When searching for a suitable position as a truck driver, you need to take several different factors into consideration: the salary, the benefits, the home-time policy, the routes, the techniques, and more. While it’s tempting to simply accept the job that promises the most money per mile, this can be a costly mistake. The way you spend your workday has a major effect on your earning power, and drop and hook trucking jobs generally allow you to spend more time on the road, covering the miles that will build up to a healthy paycheck.
What Is Drop and Hook Trucking?
In the trucking industry, drivers sometimes have to wait for their truck to be loaded or unloaded, a process referred to as a live load or unload. In certain situations, drivers may even be expected to pitch in and help with the process. Drop and hook is a totally different scenario. Here, the driver arrives with one trailer, drops it off, and hooks up to a new trailer without waiting for anything to be loaded or unloaded. Drivers can arrive with a trailer that is empty or full; likewise, they can depart with either an empty or fully loaded trailer. What makes it a drop and hook is that they simply deliver one trailer and leave with a different one, continuing on their way, unhampered by the task of loading or unloading.
The Benefits of Drop and Hook Trucking
Drop and hook works well for drivers, shippers, and their customers because it allows freight to be move smoothly from point to point. For drivers, this type of assignment is especially appealing. What benefits do truck drivers enjoy when completing drop and hook jobs?
Less Manual Labor
With a drop and hook job, drivers won’t break a sweat. There is no expectation that a truck driver will grab a handcart or assist in any way with the loading or unloading of any cargo. In fact, they do not even have to be present while the cargo is being moved around. They simply need to arrive in time to drop off one trailer and pick up another before the appointed deadline.
Less Wasted Time
Loading and unloading freight takes time. Everything has to be stowed properly, manifests need to be checked, and the cargo has to be physically moved. With a live load delivery, the driver is stuck sitting at the delivery point, waiting for their trailer to be prepped. Drop and hook jobs allow drivers to get in and out of the delivery point faster, so that they spend less time sitting around waiting and more time behind the wheel driving.
Manpower is another necessity when loading and unloading, which means that live load jobs must be completed during a period when workers are on hand and available to transfer the cargo on and off the truck’s trailer.

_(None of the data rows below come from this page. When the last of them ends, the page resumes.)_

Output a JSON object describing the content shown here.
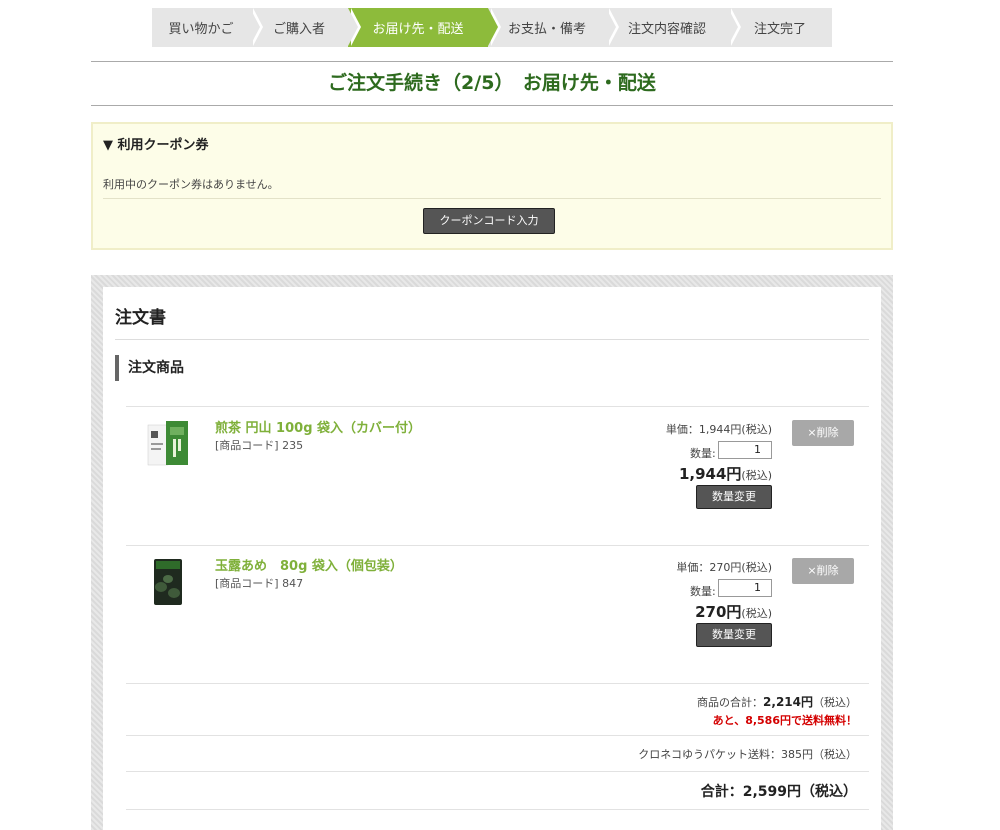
{
  "steps": [
    "買い物かご",
    "ご購入者",
    "お届け先・配送",
    "お支払・備考",
    "注文内容確認",
    "注文完了"
  ],
  "page_title": "ご注文手続き（2/5）　お届け先・配送",
  "coupon": {
    "heading": "▼ 利用クーポン券",
    "message": "利用中のクーポン券はありません。",
    "button": "クーポンコード入力"
  },
  "order": {
    "title": "注文書",
    "section_title": "注文商品",
    "items": [
      {
        "name": "煎茶 円山 100g 袋入（カバー付）",
        "code": "[商品コード] 235",
        "unit_price": "単価：1,944円(税込)",
        "qty_label": "数量:",
        "qty": "1",
        "total": "1,944円",
        "tax": "(税込)",
        "qty_button": "数量変更",
        "delete_button": "×削除"
      },
      {
        "name": "玉露あめ　80g 袋入（個包装）",
        "code": "[商品コード] 847",
        "unit_price": "単価：270円(税込)",
        "qty_label": "数量:",
        "qty": "1",
        "total": "270円",
        "tax": "(税込)",
        "qty_button": "数量変更",
        "delete_button": "×削除"
      }
    ],
    "subtotal_label": "商品の合計：",
    "subtotal_value": "2,214円",
    "subtotal_tax": "（税込）",
    "free_shipping_note": "あと、8,586円で送料無料！",
    "shipping": "クロネコゆうパケット送料：385円（税込）",
    "grand_total": "合計：2,599円（税込）"
  },
  "colors": {
    "accent_green": "#8dbb3b",
    "title_green": "#2d6a1e",
    "product_link": "#7fb03a",
    "alert_red": "#d40000"
  }
}
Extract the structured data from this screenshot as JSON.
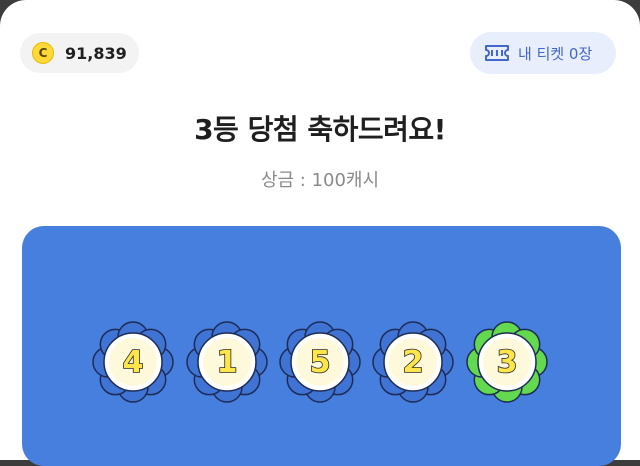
{
  "header": {
    "coin_icon_letter": "C",
    "coin_balance": "91,839",
    "ticket_label": "내 티켓 0장",
    "ticket_icon": "ticket-icon",
    "coin_icon": "coin-icon"
  },
  "result": {
    "title": "3등 당첨 축하드려요!",
    "prize": "상금 : 100캐시"
  },
  "winning_numbers": [
    {
      "number": "4",
      "matched": false
    },
    {
      "number": "1",
      "matched": false
    },
    {
      "number": "5",
      "matched": false
    },
    {
      "number": "2",
      "matched": false
    },
    {
      "number": "3",
      "matched": true
    }
  ],
  "colors": {
    "board": "#467fde",
    "flower_default": "#3f73d4",
    "flower_matched": "#62d94f",
    "ball_fill": "#fde54a",
    "accent": "#4468c7"
  }
}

With drop and hook jobs, there’s a lot more flexibility. Since there’s no need to coordinate the truck’s arrival with the availability of loading crews, the driver can drop off one trailer and swap it for another at any point after the trailers are readied. This allows drivers to pick and choose when they start and end their journeys, so they can opt to avoid heavy, rush-hour traffic by leaving late at night or early in the morning. On a similar note, it gives drivers the freedom to take a break before arriving at the delivery site if they feel the need.
Truck drivers are generally paid by the mile, so time spent waiting for a truck to be loaded or unloaded doesn’t do anything to pad their wallets. In fact, industry regulations limit the number of hours a trucker can work before taking a mandatory rest period, so wasting time waiting for a live load or live unload can seriously impact a trucker’s income. Drop and hook jobs allow truckers to get in and out of delivery points more quickly so that they can get back on the road and cover the miles that they need in order to earn a pleasing paycheck.
For all of these reasons and more, many veteran truck drivers recommend that anyone searching for a position as a truck driver concentrate primarily on trucking companies that use drop and hook trucking.
If you’re looking for a trucking job, you might want to check out Double “S” Transport, a FedEx Ground contractor based in Springfield, Missouri. We offer team driving, dedicated runs, and extra board runs. All of our runs are drop and hook, and we pay 100% of miles from hub to hub. Our drivers average 50.5 to 52.5 cents per mile (CPM) and can earn as much as $1,650 a week. Plus, we offer tuition reimbursement, health benefits (including dental and vision), vacation days, and 401k plans after 60 days of employment. For more information or to ask more truck driver FAQ, call us today at 417-873-9121 or contact us here.